When planning to use technology in the classroom it is important to consider the diversity of your learners. Universal Design for Learning (UDL) is a framework to guide the design of learning environments that are accessible and effective for all. For UDL guidelines, information and additional materials, visit the CAST website.
Many students require technology as an adjustment to support their access to learning. Adjustments (NESA) are actions taken that enable a student with disability and additional learning needs to access syllabus outcomes and content on the same basis as their peers. Enrol in the Personalised learning with technology online course to help you make more informed decisions regarding technology.
For a range of simple, how-to videos visit the Assistive Technology page on the Disability, Learning and Support website. Resources are organised into four sections; Literacy and Learning, Vision, Hearing, Physical and Motor Skills.
High potential and gifted learning and support
When planning to use technology in the classroom it is important to consider the full range of abilities of all learners. High potential and gifted learners may require additional adjustments and deliberate talent development. These strategies include differentiation, grouping, enrichment and advanced learning pathways so students can be engaged, grow and achieve their personal best.
Assessing and identifying high potential and gifted learners will help teachers decide which students may benefit from extension and additional challenge. Effective strategies and contributors to achievement for high potential and gifted learners helps teachers to identify and target areas for growth and improvement. School leaders can access the Evaluation and Planning Tool to support strategic improvement planning.

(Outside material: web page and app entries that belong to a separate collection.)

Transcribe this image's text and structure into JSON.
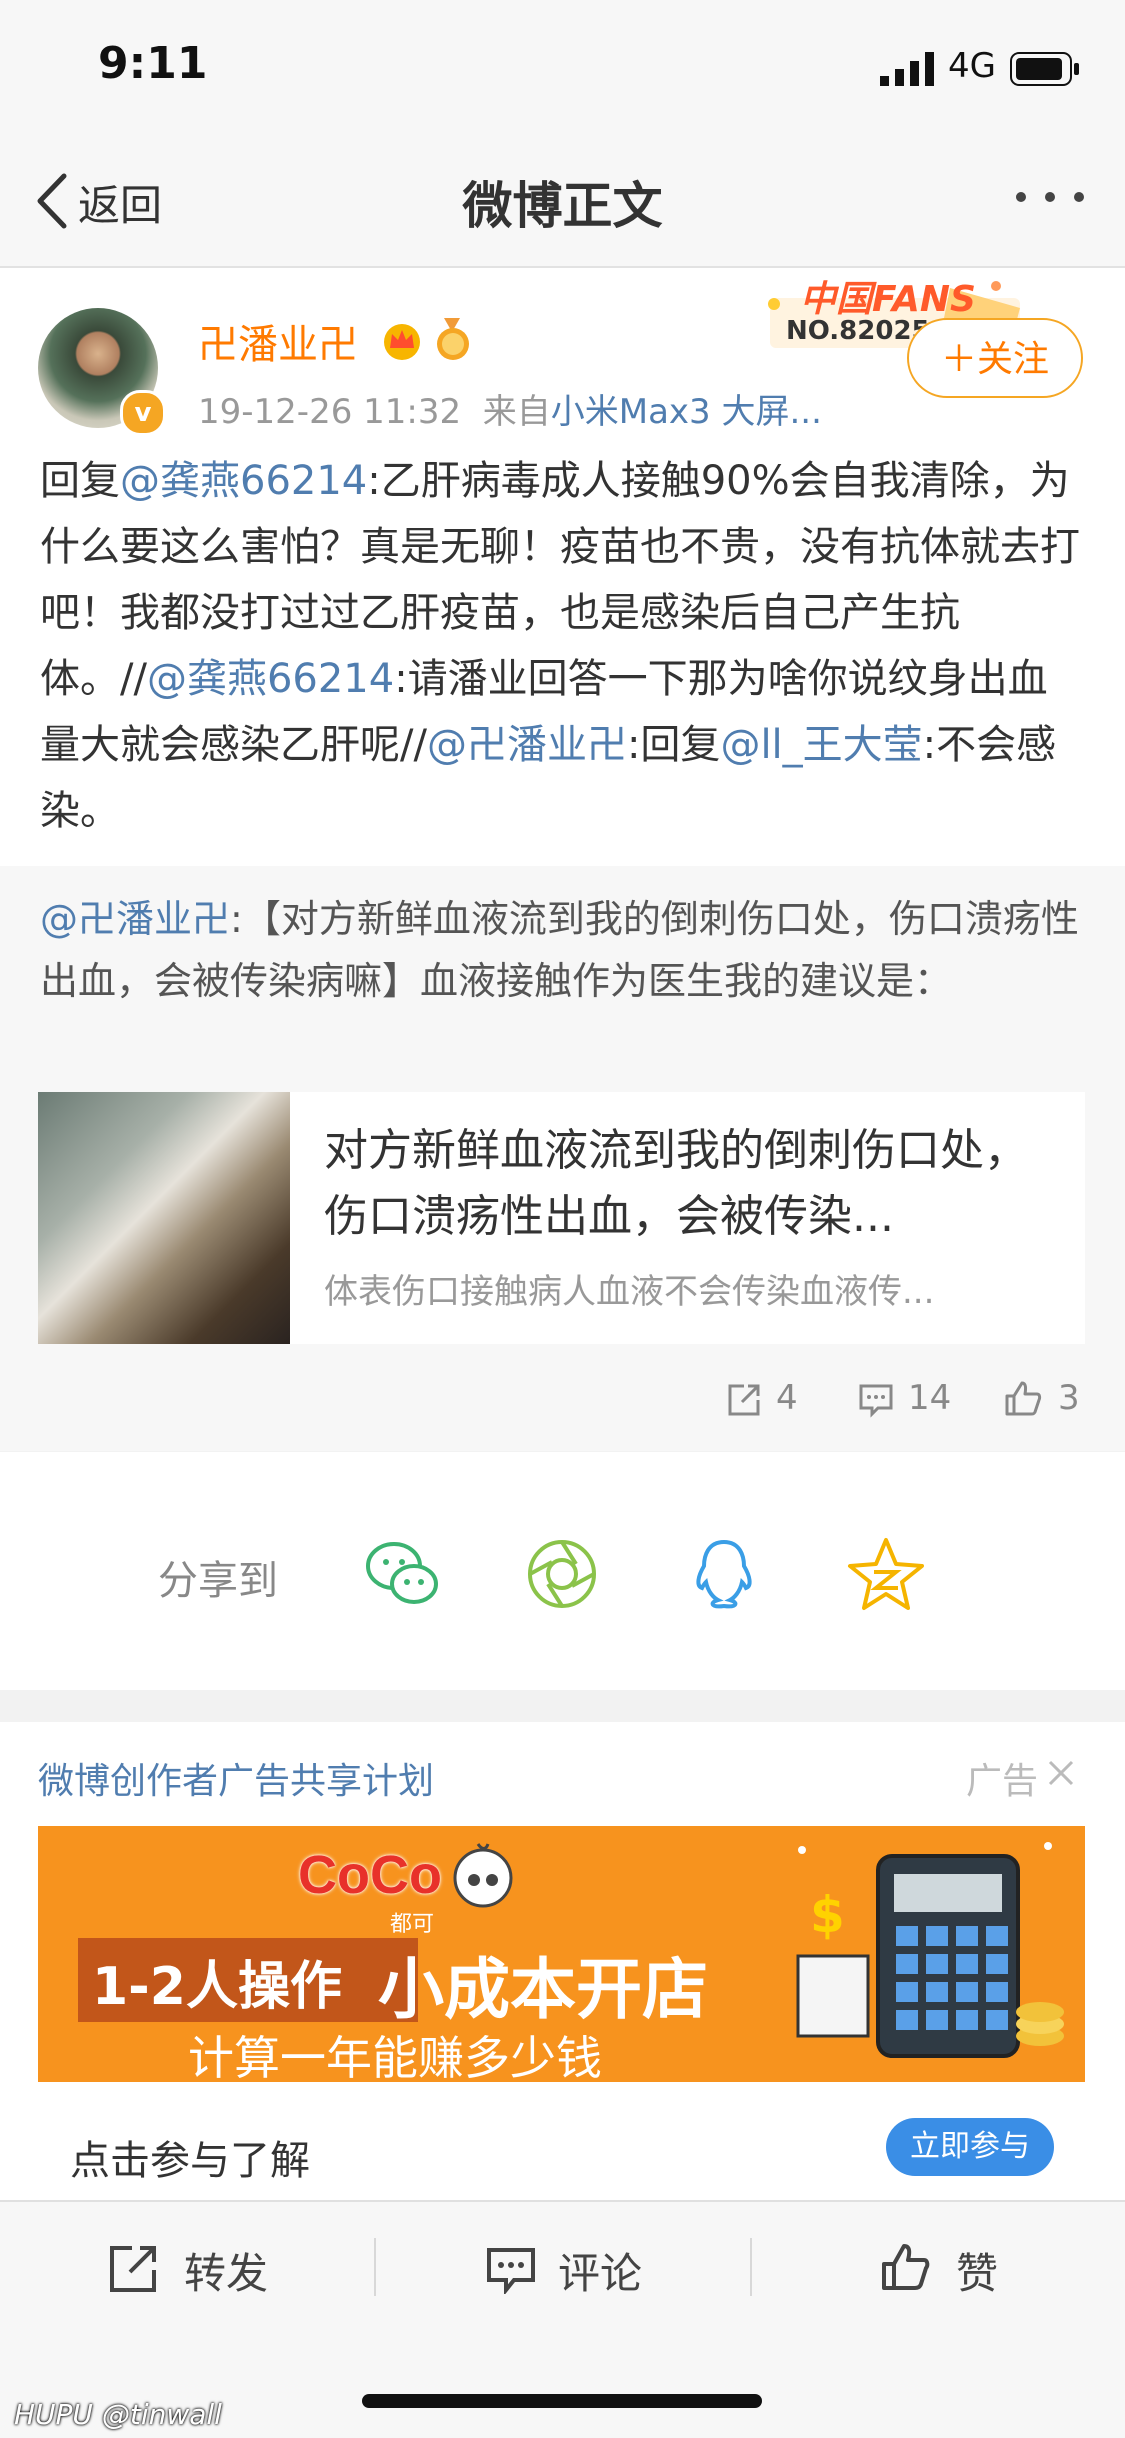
{
  "status_bar": {
    "time": "9:11",
    "network": "4G"
  },
  "nav": {
    "back_label": "返回",
    "title": "微博正文"
  },
  "post": {
    "username": "卍潘业卍",
    "timestamp": "19-12-26 11:32",
    "source_prefix": "来自",
    "source": "小米Max3 大屏...",
    "follow_label": "＋关注",
    "fans_badge_title": "中国FANS",
    "fans_badge_no": "NO.82025",
    "text": [
      {
        "t": "回复",
        "m": false
      },
      {
        "t": "@龚燕66214",
        "m": true
      },
      {
        "t": ":乙肝病毒成人接触90%会自我清除，为什么要这么害怕？真是无聊！疫苗也不贵，没有抗体就去打吧！我都没打过过乙肝疫苗，也是感染后自己产生抗体。//",
        "m": false
      },
      {
        "t": "@龚燕66214",
        "m": true
      },
      {
        "t": ":请潘业回答一下那为啥你说纹身出血量大就会感染乙肝呢//",
        "m": false
      },
      {
        "t": "@卍潘业卍",
        "m": true
      },
      {
        "t": ":回复",
        "m": false
      },
      {
        "t": "@ll_王大莹",
        "m": true
      },
      {
        "t": ":不会感染。",
        "m": false
      }
    ]
  },
  "repost": {
    "author": "@卍潘业卍",
    "text": ":【对方新鲜血液流到我的倒刺伤口处，伤口溃疡性出血，会被传染病嘛】血液接触作为医生我的建议是：",
    "link_title": "对方新鲜血液流到我的倒刺伤口处，伤口溃疡性出血，会被传染...",
    "link_desc": "体表伤口接触病人血液不会传染血液传..."
  },
  "stats": {
    "reposts": "4",
    "comments": "14",
    "likes": "3"
  },
  "share": {
    "label": "分享到"
  },
  "ad": {
    "title": "微博创作者广告共享计划",
    "tag": "广告",
    "brand": "CoCo",
    "brand_sub": "都可",
    "headline_left": "1-2人操作",
    "headline_right": "小成本开店",
    "subline": "计算一年能赚多少钱",
    "cta_text": "点击参与了解",
    "cta_button": "立即参与"
  },
  "bottom_bar": {
    "repost": "转发",
    "comment": "评论",
    "like": "赞"
  },
  "watermark": {
    "brand": "HUPU",
    "user": "@tinwall"
  },
  "colors": {
    "accent_orange": "#ff7a00",
    "link_blue": "#507daf",
    "ad_orange": "#f7931e",
    "cta_blue": "#3a8ee6"
  }
}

For further support and advice about how to tailor learning for high potential and gifted students from all backgrounds, visit the High Potential and Gifted Education web section, High Potential and Gifted Education Policy or attend one of the professional learning courses on offer.